-- Opening Marker --
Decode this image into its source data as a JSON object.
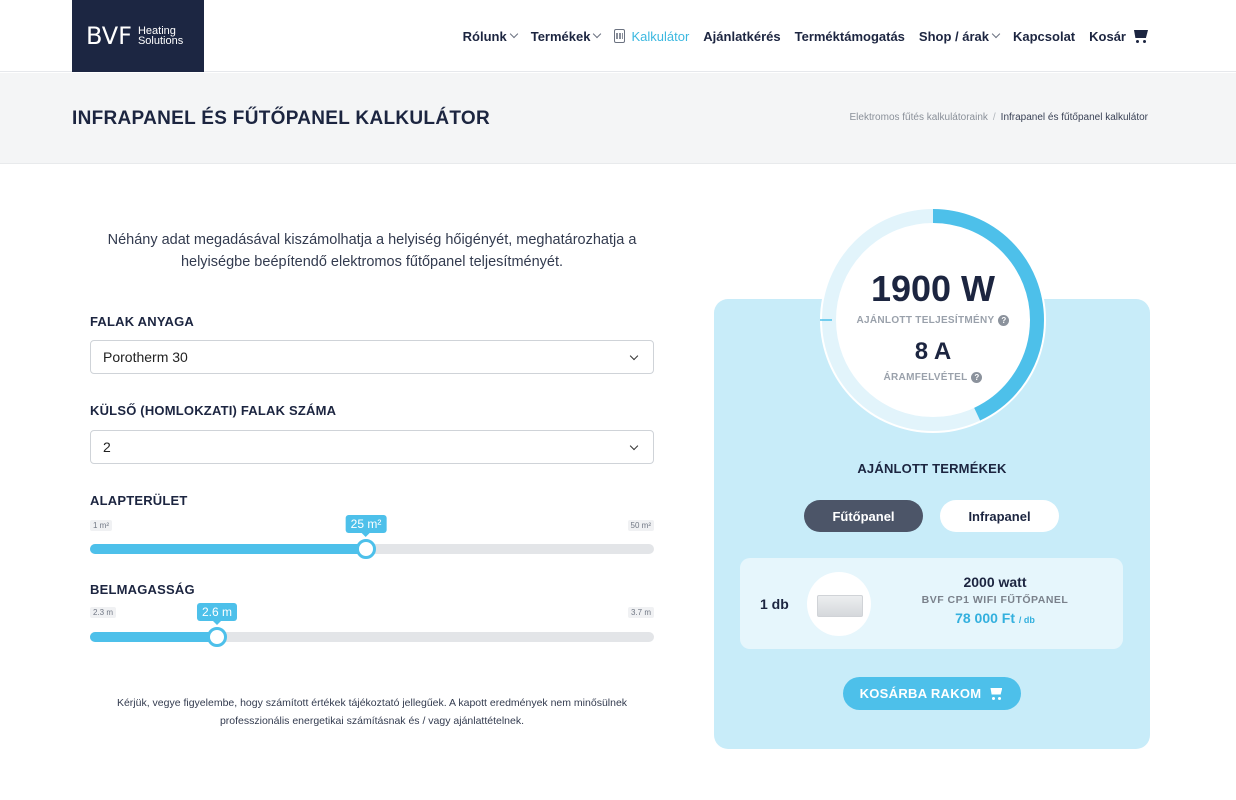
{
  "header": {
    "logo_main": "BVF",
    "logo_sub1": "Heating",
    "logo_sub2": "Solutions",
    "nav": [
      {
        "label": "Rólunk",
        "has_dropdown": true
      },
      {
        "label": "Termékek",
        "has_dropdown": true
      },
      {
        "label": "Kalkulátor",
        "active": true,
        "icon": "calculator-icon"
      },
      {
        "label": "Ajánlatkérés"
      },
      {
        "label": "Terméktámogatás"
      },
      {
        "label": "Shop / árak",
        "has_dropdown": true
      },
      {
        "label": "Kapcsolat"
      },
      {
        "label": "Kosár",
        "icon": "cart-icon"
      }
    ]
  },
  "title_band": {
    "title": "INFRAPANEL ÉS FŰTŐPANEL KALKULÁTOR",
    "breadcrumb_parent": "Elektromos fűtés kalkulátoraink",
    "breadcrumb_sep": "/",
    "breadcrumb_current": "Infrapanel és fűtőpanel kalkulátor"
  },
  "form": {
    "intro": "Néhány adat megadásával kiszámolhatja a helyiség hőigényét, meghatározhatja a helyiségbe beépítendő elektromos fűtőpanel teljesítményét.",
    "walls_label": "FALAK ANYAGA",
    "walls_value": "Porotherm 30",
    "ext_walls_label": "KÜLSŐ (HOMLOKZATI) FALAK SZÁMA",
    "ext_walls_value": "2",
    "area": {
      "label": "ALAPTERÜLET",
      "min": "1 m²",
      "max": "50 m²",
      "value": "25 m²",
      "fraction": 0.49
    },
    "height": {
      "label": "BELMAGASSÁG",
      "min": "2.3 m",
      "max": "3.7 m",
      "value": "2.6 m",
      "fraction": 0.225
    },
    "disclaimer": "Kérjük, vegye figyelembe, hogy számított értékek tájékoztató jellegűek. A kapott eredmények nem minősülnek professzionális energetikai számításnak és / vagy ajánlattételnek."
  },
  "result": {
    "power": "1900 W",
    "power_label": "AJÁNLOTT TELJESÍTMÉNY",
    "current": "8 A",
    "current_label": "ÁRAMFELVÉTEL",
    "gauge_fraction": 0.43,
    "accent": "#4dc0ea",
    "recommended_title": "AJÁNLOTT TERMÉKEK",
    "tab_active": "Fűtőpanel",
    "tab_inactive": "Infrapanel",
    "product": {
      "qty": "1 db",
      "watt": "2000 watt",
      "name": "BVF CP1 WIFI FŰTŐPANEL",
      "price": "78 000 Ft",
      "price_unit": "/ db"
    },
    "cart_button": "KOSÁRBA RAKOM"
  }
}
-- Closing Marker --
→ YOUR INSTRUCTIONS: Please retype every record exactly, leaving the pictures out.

→ SOLUTION FOR THIS TASK:
Decode this image into its source data as a JSON object.
{
  "header": {
    "logo_main": "BVF",
    "logo_sub1": "Heating",
    "logo_sub2": "Solutions",
    "nav": [
      {
        "label": "Rólunk",
        "has_dropdown": true
      },
      {
        "label": "Termékek",
        "has_dropdown": true
      },
      {
        "label": "Kalkulátor",
        "active": true,
        "icon": "calculator-icon"
      },
      {
        "label": "Ajánlatkérés"
      },
      {
        "label": "Terméktámogatás"
      },
      {
        "label": "Shop / árak",
        "has_dropdown": true
      },
      {
        "label": "Kapcsolat"
      },
      {
        "label": "Kosár",
        "icon": "cart-icon"
      }
    ]
  },
  "title_band": {
    "title": "INFRAPANEL ÉS FŰTŐPANEL KALKULÁTOR",
    "breadcrumb_parent": "Elektromos fűtés kalkulátoraink",
    "breadcrumb_sep": "/",
    "breadcrumb_current": "Infrapanel és fűtőpanel kalkulátor"
  },
  "form": {
    "intro": "Néhány adat megadásával kiszámolhatja a helyiség hőigényét, meghatározhatja a helyiségbe beépítendő elektromos fűtőpanel teljesítményét.",
    "walls_label": "FALAK ANYAGA",
    "walls_value": "Porotherm 30",
    "ext_walls_label": "KÜLSŐ (HOMLOKZATI) FALAK SZÁMA",
    "ext_walls_value": "2",
    "area": {
      "label": "ALAPTERÜLET",
      "min": "1 m²",
      "max": "50 m²",
      "value": "25 m²",
      "fraction": 0.49
    },
    "height": {
      "label": "BELMAGASSÁG",
      "min": "2.3 m",
      "max": "3.7 m",
      "value": "2.6 m",
      "fraction": 0.225
    },
    "disclaimer": "Kérjük, vegye figyelembe, hogy számított értékek tájékoztató jellegűek. A kapott eredmények nem minősülnek professzionális energetikai számításnak és / vagy ajánlattételnek."
  },
  "result": {
    "power": "1900 W",
    "power_label": "AJÁNLOTT TELJESÍTMÉNY",
    "current": "8 A",
    "current_label": "ÁRAMFELVÉTEL",
    "gauge_fraction": 0.43,
    "accent": "#4dc0ea",
    "recommended_title": "AJÁNLOTT TERMÉKEK",
    "tab_active": "Fűtőpanel",
    "tab_inactive": "Infrapanel",
    "product": {
      "qty": "1 db",
      "watt": "2000 watt",
      "name": "BVF CP1 WIFI FŰTŐPANEL",
      "price": "78 000 Ft",
      "price_unit": "/ db"
    },
    "cart_button": "KOSÁRBA RAKOM"
  }
}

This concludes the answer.